There were many times during that year when I wanted to go home to my mother and tell her what my classmates were doing. However, I knew how much she wanted me to have the benefit of the more up-to-date textbooks and newer equipment at the “white” school and I did not want to worry her. Also, I knew I had as much right to be at that school as they did and my fighting spirit would not let them run me away.
But no matter how strong my fighting spirit was, there were days when my fighting spirit needed some support. That support came in the form of a few of the little white girls who decided to sit with me at lunch, to play with me at recess time, to shield me from the white boys who took such delighting in disarranging my hair styles, and to stop the bathroom tyranny and voyeurism.

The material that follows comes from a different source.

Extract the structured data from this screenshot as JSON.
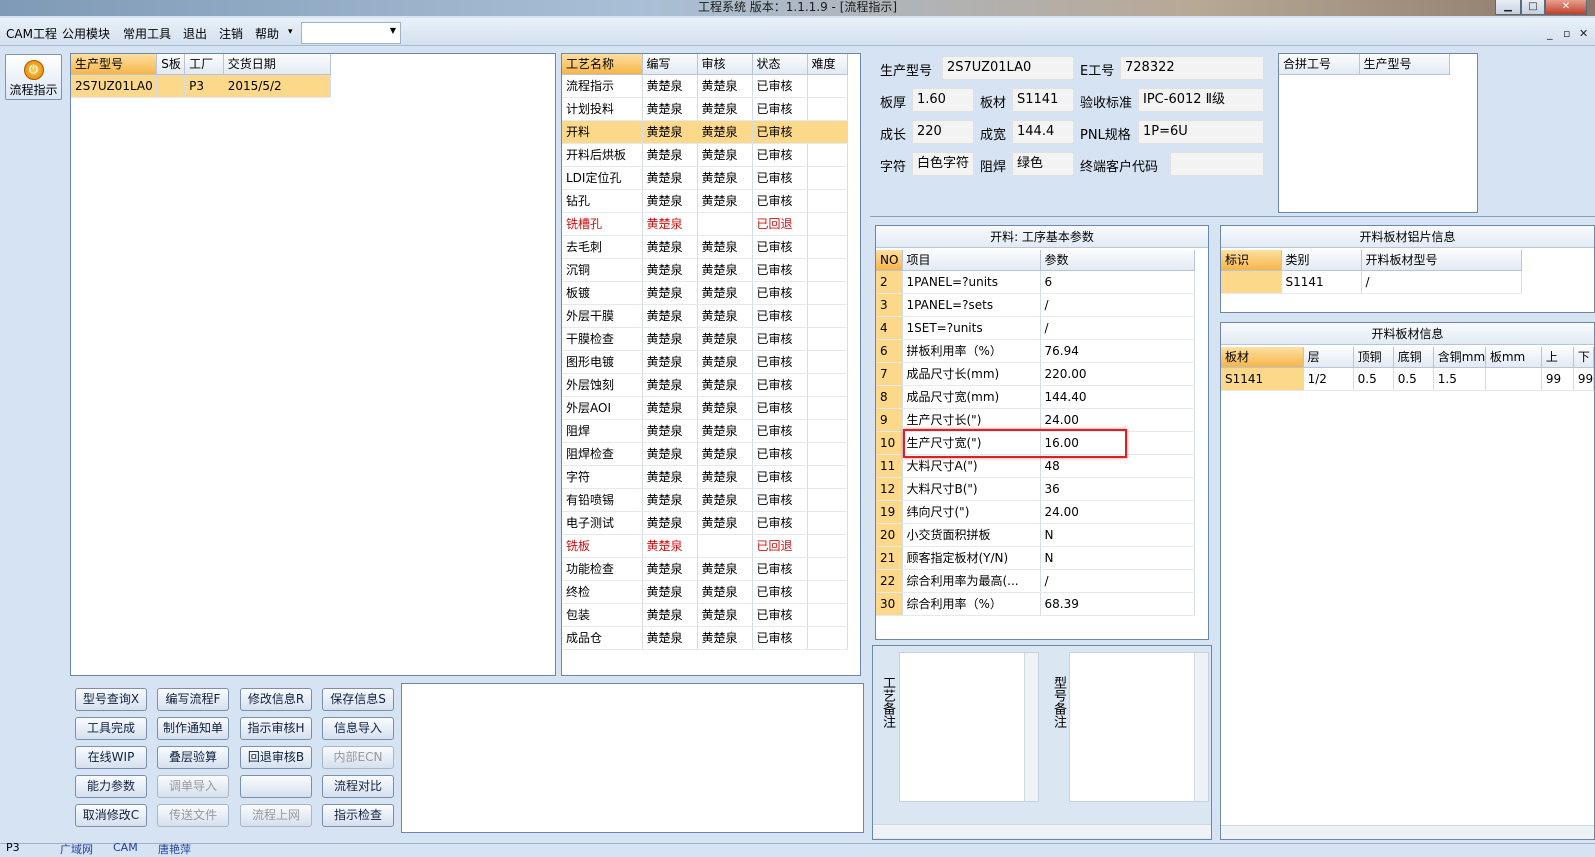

None of us had ever heard the word “ally” except in the context of studying about wars. However, those little girls did not need to use the word ally in order to practice allyship. In fact, they did not use a lot of words at all. Instead, they used their little bodies to perform acts of kindness, friendship, and support, acts for which they received no public recognition or acclaim. Perhaps we as adults can learn from their example.